Leaks in Sewage Tank or Lines
Many homeowners dream of having lush, green grass, but if your lawn is vibrantly green but the plants around it are dead, it might be an indication of a septic tank leak, according to the American Septic Tank Association. Experiencing unexplained green grass might also be an indication that your septic tank is pumping out an excessive amount of water, soaking your yard. Moreover, there may even be sewage accumulating in your yard in this situation. This is an issue that should be addressed by a plumbing specialist as soon as possible in order to minimize any potential health risks and costly damage to your property.
IncorrectSeptic Tank Installation
The proper installation of a septic system allows the system to operate smoothly. Know if the firm who built your septic system done it in an accurate and timely manner? Most likely, if you bought an older property, you have no idea who built the septic system in the first place. Furthermore, because you can’t look into your septic system, you have no idea what’s going on down there as well. Failure to bury the tank deeply enough, installing the incorrect-size tank, or utilizing the incorrect soil in the drainfield are all examples of installation problems that can result in septic tank failure.
Increased Water Use
Before it overflows, your septic tank can only contain a certain amount of water. Septic tanks can collapse if there is a high number of people who depend on them for their water. If you have a big family, expect a significant number of long-term guests, or often hold parties, you should get your tank examined to ensure that it is the proper size. If this is the case, you may need to consider upgrading to a larger tank. Your septic system is capable of withstanding a lot of abuse, and it should continue to function well for many years provided it is properly maintained.

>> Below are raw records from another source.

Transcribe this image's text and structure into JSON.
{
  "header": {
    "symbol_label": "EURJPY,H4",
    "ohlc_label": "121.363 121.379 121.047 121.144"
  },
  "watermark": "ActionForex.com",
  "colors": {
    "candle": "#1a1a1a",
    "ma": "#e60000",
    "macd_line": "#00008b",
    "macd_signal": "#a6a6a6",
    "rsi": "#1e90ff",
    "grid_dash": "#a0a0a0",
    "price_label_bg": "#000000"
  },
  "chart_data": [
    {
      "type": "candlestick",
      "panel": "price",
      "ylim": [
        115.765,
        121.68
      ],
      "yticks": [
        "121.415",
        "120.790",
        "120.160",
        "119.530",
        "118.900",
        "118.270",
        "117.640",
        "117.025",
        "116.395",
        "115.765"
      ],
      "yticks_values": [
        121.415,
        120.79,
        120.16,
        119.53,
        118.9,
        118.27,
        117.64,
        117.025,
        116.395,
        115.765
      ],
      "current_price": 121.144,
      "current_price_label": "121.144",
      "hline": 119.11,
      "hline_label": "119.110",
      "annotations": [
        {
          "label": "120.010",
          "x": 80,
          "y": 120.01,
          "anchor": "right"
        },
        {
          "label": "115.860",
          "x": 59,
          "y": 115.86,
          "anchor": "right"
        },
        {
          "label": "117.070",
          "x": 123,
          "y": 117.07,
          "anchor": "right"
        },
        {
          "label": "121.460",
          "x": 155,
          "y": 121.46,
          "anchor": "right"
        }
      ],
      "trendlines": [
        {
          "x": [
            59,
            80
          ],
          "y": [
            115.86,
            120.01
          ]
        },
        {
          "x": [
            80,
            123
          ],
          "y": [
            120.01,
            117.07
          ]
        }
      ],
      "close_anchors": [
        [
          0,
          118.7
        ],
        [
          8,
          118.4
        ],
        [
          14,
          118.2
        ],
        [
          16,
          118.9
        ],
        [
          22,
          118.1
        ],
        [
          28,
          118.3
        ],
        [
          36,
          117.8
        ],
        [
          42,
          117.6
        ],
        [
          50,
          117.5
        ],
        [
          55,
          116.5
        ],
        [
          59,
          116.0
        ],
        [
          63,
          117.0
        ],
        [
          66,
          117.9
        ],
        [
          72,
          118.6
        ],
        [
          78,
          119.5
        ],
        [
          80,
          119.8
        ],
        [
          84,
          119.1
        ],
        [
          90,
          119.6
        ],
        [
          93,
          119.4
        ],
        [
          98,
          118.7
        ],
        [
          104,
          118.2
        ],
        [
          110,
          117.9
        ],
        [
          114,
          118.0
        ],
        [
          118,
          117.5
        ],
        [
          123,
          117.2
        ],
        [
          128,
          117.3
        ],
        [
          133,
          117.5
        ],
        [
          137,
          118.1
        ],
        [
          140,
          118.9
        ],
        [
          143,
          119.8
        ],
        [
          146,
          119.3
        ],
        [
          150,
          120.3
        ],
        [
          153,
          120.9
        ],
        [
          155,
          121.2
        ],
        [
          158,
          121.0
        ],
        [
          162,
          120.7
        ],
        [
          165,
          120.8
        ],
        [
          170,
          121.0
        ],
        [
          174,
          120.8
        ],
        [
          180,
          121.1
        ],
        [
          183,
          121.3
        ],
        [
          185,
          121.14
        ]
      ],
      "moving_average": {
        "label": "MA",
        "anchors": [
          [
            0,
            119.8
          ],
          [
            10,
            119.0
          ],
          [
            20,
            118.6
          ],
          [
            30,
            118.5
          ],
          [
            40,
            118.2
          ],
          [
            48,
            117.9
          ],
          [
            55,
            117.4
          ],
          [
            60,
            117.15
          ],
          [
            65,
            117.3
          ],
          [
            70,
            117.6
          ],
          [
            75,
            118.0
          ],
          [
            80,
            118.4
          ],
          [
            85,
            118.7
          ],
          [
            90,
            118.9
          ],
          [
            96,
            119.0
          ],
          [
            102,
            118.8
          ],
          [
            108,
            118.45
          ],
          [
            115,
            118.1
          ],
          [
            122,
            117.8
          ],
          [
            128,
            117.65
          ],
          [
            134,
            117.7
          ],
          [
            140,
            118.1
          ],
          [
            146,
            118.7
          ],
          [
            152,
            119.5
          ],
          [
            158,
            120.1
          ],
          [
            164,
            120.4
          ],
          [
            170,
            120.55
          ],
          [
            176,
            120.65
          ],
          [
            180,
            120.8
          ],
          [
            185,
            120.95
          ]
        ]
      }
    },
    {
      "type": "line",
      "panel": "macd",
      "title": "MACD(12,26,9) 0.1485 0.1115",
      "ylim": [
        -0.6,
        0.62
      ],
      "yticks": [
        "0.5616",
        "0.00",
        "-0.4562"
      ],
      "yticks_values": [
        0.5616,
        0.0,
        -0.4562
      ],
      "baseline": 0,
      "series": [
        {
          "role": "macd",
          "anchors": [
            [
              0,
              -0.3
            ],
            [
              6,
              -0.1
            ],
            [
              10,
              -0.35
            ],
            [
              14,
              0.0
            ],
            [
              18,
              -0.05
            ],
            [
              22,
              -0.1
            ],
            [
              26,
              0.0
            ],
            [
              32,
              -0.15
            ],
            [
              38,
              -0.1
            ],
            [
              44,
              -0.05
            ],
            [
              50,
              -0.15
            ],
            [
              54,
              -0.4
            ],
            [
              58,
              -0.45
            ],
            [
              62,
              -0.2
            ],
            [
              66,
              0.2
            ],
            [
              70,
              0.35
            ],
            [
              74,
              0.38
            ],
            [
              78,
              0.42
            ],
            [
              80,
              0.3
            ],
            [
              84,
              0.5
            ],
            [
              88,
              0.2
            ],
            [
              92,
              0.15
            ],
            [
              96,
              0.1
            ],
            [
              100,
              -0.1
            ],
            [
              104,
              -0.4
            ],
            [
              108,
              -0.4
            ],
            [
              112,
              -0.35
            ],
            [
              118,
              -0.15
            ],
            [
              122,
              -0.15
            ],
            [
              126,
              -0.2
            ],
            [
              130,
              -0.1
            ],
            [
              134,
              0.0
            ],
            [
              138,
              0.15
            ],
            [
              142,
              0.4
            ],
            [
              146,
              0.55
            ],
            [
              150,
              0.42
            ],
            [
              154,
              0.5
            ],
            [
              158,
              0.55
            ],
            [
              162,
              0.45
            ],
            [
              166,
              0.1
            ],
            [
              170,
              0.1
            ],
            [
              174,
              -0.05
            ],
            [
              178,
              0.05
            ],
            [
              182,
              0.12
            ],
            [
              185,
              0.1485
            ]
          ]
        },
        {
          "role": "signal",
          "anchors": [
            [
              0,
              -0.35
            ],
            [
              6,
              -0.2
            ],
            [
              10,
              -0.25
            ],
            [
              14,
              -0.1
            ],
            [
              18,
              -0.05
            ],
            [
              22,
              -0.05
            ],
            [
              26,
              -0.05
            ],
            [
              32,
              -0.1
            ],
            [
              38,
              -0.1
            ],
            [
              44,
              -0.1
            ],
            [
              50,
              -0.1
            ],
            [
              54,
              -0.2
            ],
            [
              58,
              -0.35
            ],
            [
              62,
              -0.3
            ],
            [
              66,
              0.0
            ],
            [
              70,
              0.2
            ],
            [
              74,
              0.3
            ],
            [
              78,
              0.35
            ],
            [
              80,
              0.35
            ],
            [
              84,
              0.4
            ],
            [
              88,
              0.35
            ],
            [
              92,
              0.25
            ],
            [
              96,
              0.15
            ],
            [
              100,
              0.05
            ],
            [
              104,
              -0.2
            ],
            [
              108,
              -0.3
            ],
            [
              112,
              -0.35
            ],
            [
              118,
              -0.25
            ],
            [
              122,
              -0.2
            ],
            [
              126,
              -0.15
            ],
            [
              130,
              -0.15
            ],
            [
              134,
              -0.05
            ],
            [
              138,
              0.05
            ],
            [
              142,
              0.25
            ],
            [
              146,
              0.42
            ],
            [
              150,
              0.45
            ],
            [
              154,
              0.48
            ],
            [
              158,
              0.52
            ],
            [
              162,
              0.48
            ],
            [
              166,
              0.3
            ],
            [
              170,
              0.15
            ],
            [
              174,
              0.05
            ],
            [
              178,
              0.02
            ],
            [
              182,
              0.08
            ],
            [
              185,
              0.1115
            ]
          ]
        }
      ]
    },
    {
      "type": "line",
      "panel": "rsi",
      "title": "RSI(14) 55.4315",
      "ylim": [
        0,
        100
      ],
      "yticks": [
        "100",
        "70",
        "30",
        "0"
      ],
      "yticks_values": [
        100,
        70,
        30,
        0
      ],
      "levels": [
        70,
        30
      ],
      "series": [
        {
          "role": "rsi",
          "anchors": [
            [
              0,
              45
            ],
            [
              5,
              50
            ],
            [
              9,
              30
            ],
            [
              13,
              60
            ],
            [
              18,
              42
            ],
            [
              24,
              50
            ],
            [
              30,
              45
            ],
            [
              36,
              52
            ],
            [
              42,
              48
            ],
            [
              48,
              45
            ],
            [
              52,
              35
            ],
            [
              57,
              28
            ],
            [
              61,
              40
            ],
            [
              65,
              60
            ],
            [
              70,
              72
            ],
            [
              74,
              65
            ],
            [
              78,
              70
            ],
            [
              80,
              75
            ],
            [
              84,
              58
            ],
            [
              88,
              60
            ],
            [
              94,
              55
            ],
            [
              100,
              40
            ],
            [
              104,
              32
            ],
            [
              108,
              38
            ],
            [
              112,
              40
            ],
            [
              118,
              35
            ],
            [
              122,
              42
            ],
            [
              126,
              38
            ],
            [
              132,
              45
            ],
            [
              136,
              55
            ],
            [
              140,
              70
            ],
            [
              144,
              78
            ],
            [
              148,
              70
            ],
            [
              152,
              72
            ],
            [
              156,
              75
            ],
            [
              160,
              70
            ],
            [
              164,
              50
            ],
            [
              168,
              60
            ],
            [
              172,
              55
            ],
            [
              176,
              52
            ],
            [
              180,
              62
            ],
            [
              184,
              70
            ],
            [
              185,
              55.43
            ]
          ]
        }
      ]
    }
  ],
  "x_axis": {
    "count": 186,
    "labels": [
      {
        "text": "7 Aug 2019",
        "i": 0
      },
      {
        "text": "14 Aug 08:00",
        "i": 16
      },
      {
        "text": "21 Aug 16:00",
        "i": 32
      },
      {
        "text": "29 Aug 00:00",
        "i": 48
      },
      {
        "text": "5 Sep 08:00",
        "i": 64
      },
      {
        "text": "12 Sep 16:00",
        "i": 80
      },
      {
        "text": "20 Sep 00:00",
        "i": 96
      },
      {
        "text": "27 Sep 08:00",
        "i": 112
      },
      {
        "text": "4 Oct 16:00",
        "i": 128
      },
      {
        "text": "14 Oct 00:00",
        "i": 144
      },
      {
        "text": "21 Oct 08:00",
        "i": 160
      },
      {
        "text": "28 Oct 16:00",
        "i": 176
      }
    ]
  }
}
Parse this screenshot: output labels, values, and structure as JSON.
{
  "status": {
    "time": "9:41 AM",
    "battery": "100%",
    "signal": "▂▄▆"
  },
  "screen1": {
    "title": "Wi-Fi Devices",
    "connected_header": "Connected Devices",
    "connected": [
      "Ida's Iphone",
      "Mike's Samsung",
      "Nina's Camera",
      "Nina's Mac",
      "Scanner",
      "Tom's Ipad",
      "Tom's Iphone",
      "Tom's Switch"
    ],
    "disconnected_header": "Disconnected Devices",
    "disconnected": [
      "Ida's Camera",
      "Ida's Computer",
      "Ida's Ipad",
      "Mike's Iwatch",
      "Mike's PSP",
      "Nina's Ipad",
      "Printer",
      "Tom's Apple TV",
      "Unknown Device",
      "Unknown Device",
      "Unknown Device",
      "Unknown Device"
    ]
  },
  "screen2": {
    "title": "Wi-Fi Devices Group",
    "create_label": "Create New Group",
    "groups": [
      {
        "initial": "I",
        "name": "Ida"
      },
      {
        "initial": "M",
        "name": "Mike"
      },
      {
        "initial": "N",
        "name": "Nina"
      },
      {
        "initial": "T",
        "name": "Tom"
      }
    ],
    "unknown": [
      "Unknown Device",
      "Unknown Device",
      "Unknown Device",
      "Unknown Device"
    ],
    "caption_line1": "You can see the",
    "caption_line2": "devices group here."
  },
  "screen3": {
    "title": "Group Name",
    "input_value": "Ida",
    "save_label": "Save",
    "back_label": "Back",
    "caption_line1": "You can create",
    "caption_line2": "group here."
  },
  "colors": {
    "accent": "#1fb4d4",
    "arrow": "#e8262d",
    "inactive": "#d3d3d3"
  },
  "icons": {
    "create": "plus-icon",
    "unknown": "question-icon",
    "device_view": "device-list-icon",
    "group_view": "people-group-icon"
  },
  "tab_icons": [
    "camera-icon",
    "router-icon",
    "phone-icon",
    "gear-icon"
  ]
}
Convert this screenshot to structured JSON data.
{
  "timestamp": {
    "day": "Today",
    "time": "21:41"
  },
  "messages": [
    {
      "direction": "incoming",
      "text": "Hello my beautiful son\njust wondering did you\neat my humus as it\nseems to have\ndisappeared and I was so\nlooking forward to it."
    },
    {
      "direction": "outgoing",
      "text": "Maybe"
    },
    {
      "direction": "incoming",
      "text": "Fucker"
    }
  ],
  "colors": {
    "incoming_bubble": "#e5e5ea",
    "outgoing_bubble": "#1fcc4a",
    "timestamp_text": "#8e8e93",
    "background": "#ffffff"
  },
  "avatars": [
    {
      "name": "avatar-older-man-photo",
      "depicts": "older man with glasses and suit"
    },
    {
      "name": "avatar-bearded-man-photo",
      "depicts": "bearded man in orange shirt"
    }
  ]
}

If you see any indicators of septic tank difficulties, such as clogged pipes, root infiltration, or sewage leaks, act promptly and call The Original Plumber for a septic tank check to ensure that any problems are resolved as soon and efficiently as possible.